Problem details: Every line below that mentions the word "desc" should be copied out.

Data:
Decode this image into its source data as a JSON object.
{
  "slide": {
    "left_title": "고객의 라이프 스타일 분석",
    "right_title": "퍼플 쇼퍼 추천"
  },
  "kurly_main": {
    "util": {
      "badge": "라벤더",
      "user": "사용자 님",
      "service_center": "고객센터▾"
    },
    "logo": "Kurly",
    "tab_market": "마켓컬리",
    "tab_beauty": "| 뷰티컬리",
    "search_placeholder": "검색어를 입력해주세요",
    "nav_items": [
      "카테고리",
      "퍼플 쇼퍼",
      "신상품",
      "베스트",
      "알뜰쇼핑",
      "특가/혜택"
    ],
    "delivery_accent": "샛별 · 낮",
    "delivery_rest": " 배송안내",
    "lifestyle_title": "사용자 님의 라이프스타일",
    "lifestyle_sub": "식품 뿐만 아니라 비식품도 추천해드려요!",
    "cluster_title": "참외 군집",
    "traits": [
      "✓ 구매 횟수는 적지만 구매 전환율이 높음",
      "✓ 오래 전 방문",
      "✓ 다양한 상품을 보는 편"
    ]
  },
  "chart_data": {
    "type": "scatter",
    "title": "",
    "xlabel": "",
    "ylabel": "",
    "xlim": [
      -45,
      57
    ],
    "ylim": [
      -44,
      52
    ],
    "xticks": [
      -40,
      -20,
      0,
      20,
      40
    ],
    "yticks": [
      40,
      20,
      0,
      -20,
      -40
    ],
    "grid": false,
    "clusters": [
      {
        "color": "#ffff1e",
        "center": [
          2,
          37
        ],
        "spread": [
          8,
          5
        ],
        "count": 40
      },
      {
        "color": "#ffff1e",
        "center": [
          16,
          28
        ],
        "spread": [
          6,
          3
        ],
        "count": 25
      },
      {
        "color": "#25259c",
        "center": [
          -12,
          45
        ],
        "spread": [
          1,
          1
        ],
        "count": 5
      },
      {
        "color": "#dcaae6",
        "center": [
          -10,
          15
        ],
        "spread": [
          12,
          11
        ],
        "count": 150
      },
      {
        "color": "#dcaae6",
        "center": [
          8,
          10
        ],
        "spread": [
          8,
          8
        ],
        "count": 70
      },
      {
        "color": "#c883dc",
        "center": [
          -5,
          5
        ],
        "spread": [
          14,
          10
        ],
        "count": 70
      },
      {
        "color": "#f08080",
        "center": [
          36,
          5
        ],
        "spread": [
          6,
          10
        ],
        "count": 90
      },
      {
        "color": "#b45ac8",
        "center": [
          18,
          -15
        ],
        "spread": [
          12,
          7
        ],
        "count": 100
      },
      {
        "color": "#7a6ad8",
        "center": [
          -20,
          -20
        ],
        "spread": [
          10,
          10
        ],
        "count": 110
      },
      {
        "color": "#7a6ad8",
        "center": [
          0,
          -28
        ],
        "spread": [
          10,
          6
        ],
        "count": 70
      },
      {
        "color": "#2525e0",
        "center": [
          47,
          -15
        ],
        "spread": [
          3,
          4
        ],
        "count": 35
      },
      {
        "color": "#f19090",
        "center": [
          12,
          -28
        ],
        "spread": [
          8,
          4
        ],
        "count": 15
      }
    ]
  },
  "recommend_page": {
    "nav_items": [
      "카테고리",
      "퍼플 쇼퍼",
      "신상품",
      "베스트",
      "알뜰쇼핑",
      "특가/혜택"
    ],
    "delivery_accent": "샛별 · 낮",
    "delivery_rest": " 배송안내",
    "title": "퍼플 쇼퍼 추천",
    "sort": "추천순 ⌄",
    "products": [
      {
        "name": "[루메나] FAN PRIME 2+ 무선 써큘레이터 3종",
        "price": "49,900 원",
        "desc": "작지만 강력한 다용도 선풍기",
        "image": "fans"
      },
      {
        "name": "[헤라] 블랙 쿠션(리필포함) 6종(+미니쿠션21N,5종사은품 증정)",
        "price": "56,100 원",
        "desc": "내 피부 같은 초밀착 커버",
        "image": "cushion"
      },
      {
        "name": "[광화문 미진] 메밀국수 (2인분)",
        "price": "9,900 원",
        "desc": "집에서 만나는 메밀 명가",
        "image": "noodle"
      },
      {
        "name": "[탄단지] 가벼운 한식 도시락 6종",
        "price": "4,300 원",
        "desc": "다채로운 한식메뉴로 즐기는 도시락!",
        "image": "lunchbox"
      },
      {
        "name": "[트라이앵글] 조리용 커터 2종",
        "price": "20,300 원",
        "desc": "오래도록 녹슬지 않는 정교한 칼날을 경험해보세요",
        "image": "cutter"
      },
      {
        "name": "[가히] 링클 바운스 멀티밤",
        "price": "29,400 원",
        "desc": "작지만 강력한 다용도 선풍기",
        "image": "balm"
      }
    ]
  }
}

Answer space:
        "desc": "작지만 강력한 다용도 선풍기",
        "desc": "내 피부 같은 초밀착 커버",
        "desc": "집에서 만나는 메밀 명가",
        "desc": "다채로운 한식메뉴로 즐기는 도시락!",
        "desc": "오래도록 녹슬지 않는 정교한 칼날을 경험해보세요",
        "desc": "작지만 강력한 다용도 선풍기",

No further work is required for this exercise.